The result was thousands of residents across the country fearing for their lives on what were meant to be safe passages.
"This is just heartbreaking.
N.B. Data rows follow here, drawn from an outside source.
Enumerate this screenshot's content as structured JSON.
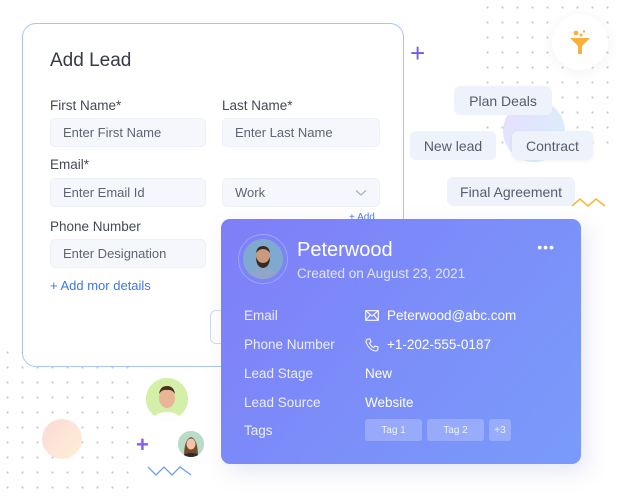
{
  "form": {
    "title": "Add Lead",
    "first_name": {
      "label": "First Name*",
      "placeholder": "Enter First Name"
    },
    "last_name": {
      "label": "Last Name*",
      "placeholder": "Enter Last Name"
    },
    "email": {
      "label": "Email*",
      "placeholder": "Enter Email Id"
    },
    "email_type": {
      "value": "Work",
      "add_label": "+ Add"
    },
    "phone": {
      "label": "Phone Number",
      "placeholder": "Enter Designation"
    },
    "add_more_label": "+ Add mor details"
  },
  "lead_card": {
    "name": "Peterwood",
    "created": "Created on August 23, 2021",
    "more_label": "•••",
    "rows": [
      {
        "label": "Email",
        "value": "Peterwood@abc.com",
        "icon": "mail-icon"
      },
      {
        "label": "Phone Number",
        "value": "+1-202-555-0187",
        "icon": "phone-icon"
      },
      {
        "label": "Lead Stage",
        "value": "New"
      },
      {
        "label": "Lead Source",
        "value": "Website"
      },
      {
        "label": "Tags"
      }
    ],
    "tags": [
      "Tag 1",
      "Tag 2",
      "+3"
    ]
  },
  "pipeline_chips": {
    "plan": "Plan Deals",
    "new": "New lead",
    "contract": "Contract",
    "final": "Final Agreement"
  },
  "decor": {
    "plus": "+",
    "accent": "#6f5cf0",
    "card_gradient": [
      "#7f7ef8",
      "#7a9bfb"
    ],
    "funnel_color": "#fbb03b"
  }
}
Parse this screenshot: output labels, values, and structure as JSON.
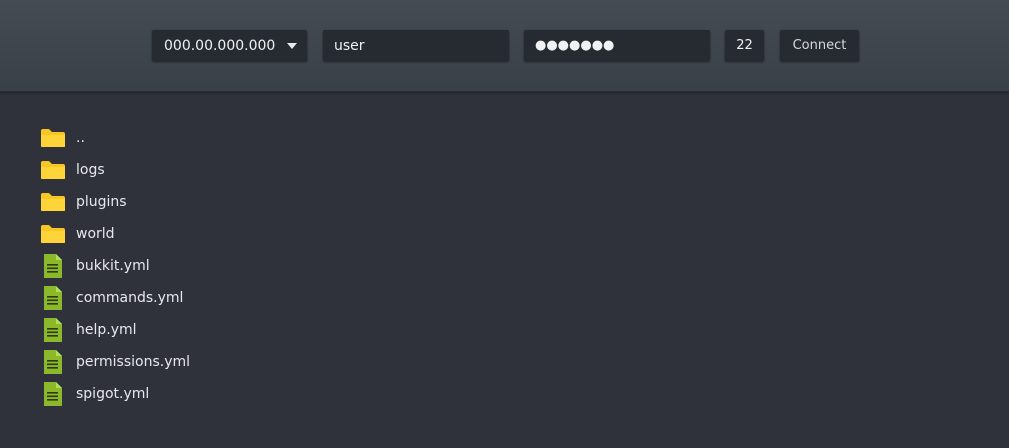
{
  "connection": {
    "host": "000.00.000.000",
    "username": "user",
    "password_masked": "●●●●●●●",
    "port": "22",
    "connect_label": "Connect"
  },
  "files": [
    {
      "name": "..",
      "type": "folder",
      "icon": "folder-icon"
    },
    {
      "name": "logs",
      "type": "folder",
      "icon": "folder-icon"
    },
    {
      "name": "plugins",
      "type": "folder",
      "icon": "folder-icon"
    },
    {
      "name": "world",
      "type": "folder",
      "icon": "folder-icon"
    },
    {
      "name": "bukkit.yml",
      "type": "file",
      "icon": "file-icon"
    },
    {
      "name": "commands.yml",
      "type": "file",
      "icon": "file-icon"
    },
    {
      "name": "help.yml",
      "type": "file",
      "icon": "file-icon"
    },
    {
      "name": "permissions.yml",
      "type": "file",
      "icon": "file-icon"
    },
    {
      "name": "spigot.yml",
      "type": "file",
      "icon": "file-icon"
    }
  ],
  "colors": {
    "folder": "#f9c623",
    "file": "#8cb82b",
    "background": "#2f323b",
    "toolbar": "#3e454d"
  }
}
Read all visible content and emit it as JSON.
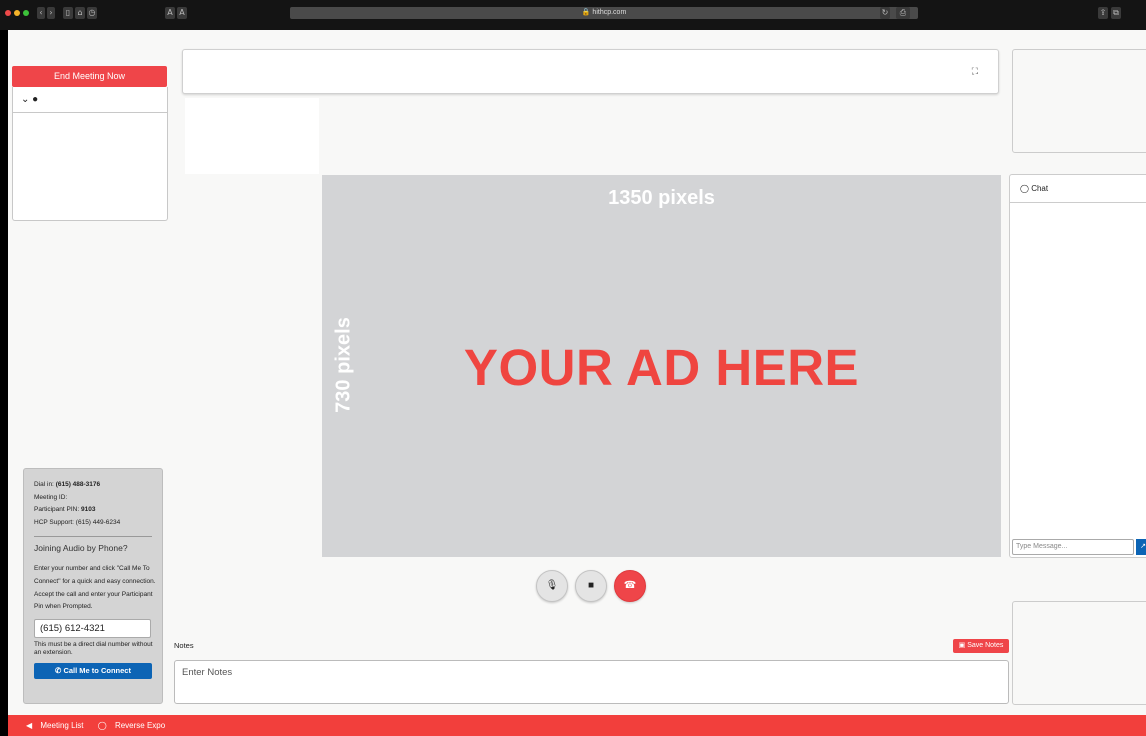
{
  "browser": {
    "url": "hithcp.com",
    "text_size_buttons": [
      "A",
      "A"
    ],
    "colors": {
      "close": "#ef4a4a",
      "minimize": "#f5b32a",
      "maximize": "#3cc23a"
    }
  },
  "meeting": {
    "end_label": "End Meeting Now",
    "participants_toggle_icon": "chevron-down-icon",
    "participant_icon": "user-icon"
  },
  "dialin": {
    "dial_in_label": "Dial in:",
    "dial_in_number": "(615) 488-3176",
    "meeting_id_label": "Meeting ID:",
    "pin_label": "Participant PIN:",
    "pin_value": "9103",
    "support_label": "HCP Support:",
    "support_number": "(615) 449-6234",
    "heading": "Joining Audio by Phone?",
    "description": "Enter your number and click \"Call Me To Connect\" for a quick and easy connection. Accept the call and enter your Participant Pin when Prompted.",
    "phone_value": "(615) 612-4321",
    "note": "This must be a direct dial number without an extension.",
    "call_button": "Call Me to Connect"
  },
  "ad": {
    "width_label": "1350 pixels",
    "height_label": "730 pixels",
    "main_text": "YOUR AD HERE",
    "background": "#d3d4d6",
    "text_color": "#ef4540"
  },
  "controls": {
    "mic_icon": "microphone-icon",
    "camera_icon": "video-camera-icon",
    "hangup_icon": "hang-up-icon"
  },
  "notes": {
    "label": "Notes",
    "save_label": "Save Notes",
    "placeholder": "Enter Notes"
  },
  "chat": {
    "title": "Chat",
    "placeholder": "Type Message..."
  },
  "footer": {
    "meeting_list": "Meeting List",
    "reverse_expo": "Reverse Expo"
  },
  "theme": {
    "accent_red": "#ef4549",
    "button_blue": "#0c64b5"
  }
}
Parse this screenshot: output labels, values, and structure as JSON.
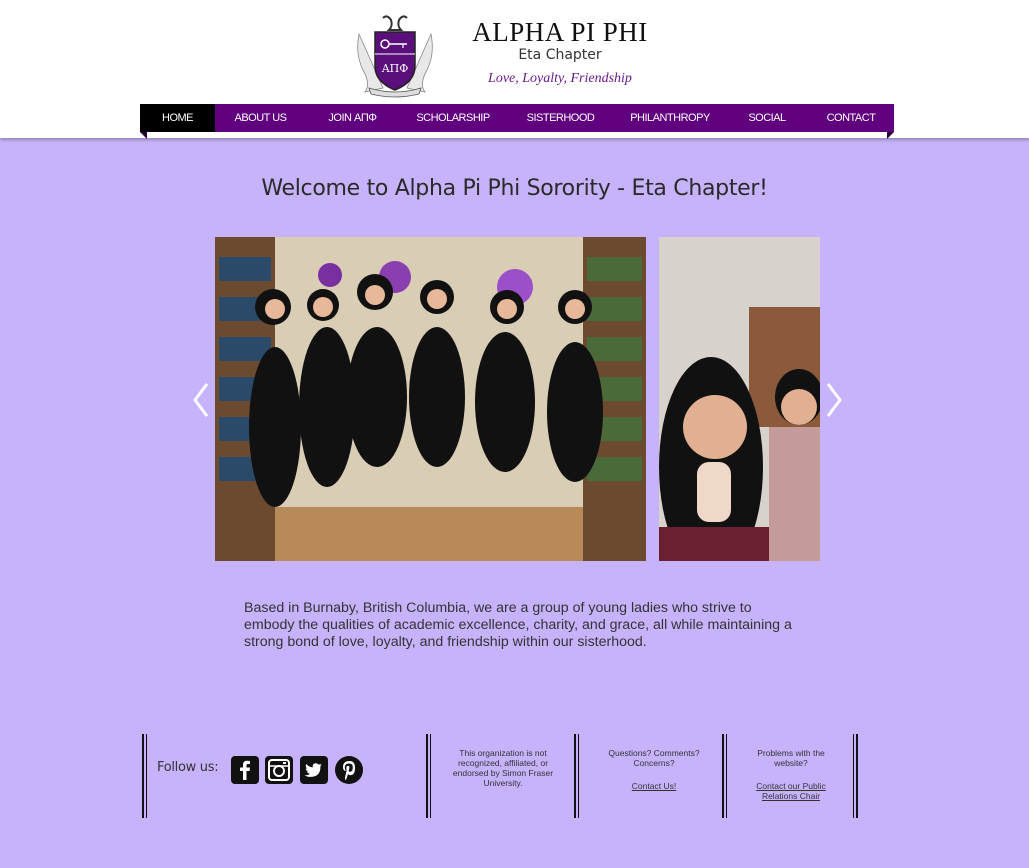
{
  "brand": {
    "title": "ALPHA PI PHI",
    "subtitle": "Eta Chapter",
    "motto": "Love, Loyalty, Friendship",
    "crest_letters": "ΑΠΦ"
  },
  "nav": {
    "items": [
      {
        "label": "HOME",
        "active": true
      },
      {
        "label": "ABOUT US"
      },
      {
        "label": "JOIN ΑΠΦ"
      },
      {
        "label": "SCHOLARSHIP"
      },
      {
        "label": "SISTERHOOD"
      },
      {
        "label": "PHILANTHROPY"
      },
      {
        "label": "SOCIAL"
      },
      {
        "label": "CONTACT"
      }
    ]
  },
  "main": {
    "welcome": "Welcome to Alpha Pi Phi Sorority - Eta Chapter!",
    "intro": "Based in Burnaby, British Columbia, we are a group of young ladies who strive to embody the qualities of academic excellence, charity, and grace, all while maintaining a strong bond of love, loyalty, and friendship within our sisterhood."
  },
  "footer": {
    "follow_label": "Follow us:",
    "social_icons": [
      "facebook-icon",
      "instagram-icon",
      "twitter-icon",
      "pinterest-icon"
    ],
    "disclaimer": "This organization is not recognized, affiliated, or endorsed by Simon Fraser University.",
    "questions": "Questions? Comments? Concerns?",
    "contact_link": "Contact Us!",
    "problems": "Problems with the website?",
    "pr_link": "Contact our Public Relations Chair"
  },
  "colors": {
    "page_bg": "#c6b3fb",
    "nav_bg": "#61007e",
    "nav_active": "#000000",
    "motto": "#6a1a8c"
  }
}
We cannot forgive it and there are no words to describe the pain of her close people, all of us... we're just devastated, saddened, there are no words to describe it," said Ksenia.
"We are shocked... the thing we want to do now is to share the story and not to make her and her kids' death just more statistics of the losses of the war.
"They were real people, they were great people, they had a life to live and it was just brutally taken away from them for nothing."
Ksenia Khirvonnia said she wants the world to know that Tanya, Nikita and Alisa Perebeinis had lives ahead of them that were "brutally taken away from them for nothing"
Ksenia added that Tanya's husband "lost everything he had in his life."
She recalled how they went on a corporate holiday together to Georgia and how Tanya's bravery convinced her to paraglide with her.
Those moments "will always live" with her, she said.
Tanya's children were her "pride." Her son, Nikita, was choosing his university before Russia began invading his country.
Alisa, meanwhile, once visited their office and played with her mum's colleagues
"I couldn't do nothing but admire her as a person and a mother... because she had those two good values," Ksenia said.
"She was forced to leave Donetsk in 2014 when Russia first occupied the eastern regions of Ukraine and started the war there so she was a refugee back then but she didn't lose her positive attitude to life, her courage, her sense of humour.
"She always cheered everyone around up and she started a new life in Kyiv, bought a new apartment with her husband.
"They were doing great and they had plans for their future and I think it's such a big injustice that their lives had to end this way that I can't describe it in words. I just wish that the Russian army ceased to exist."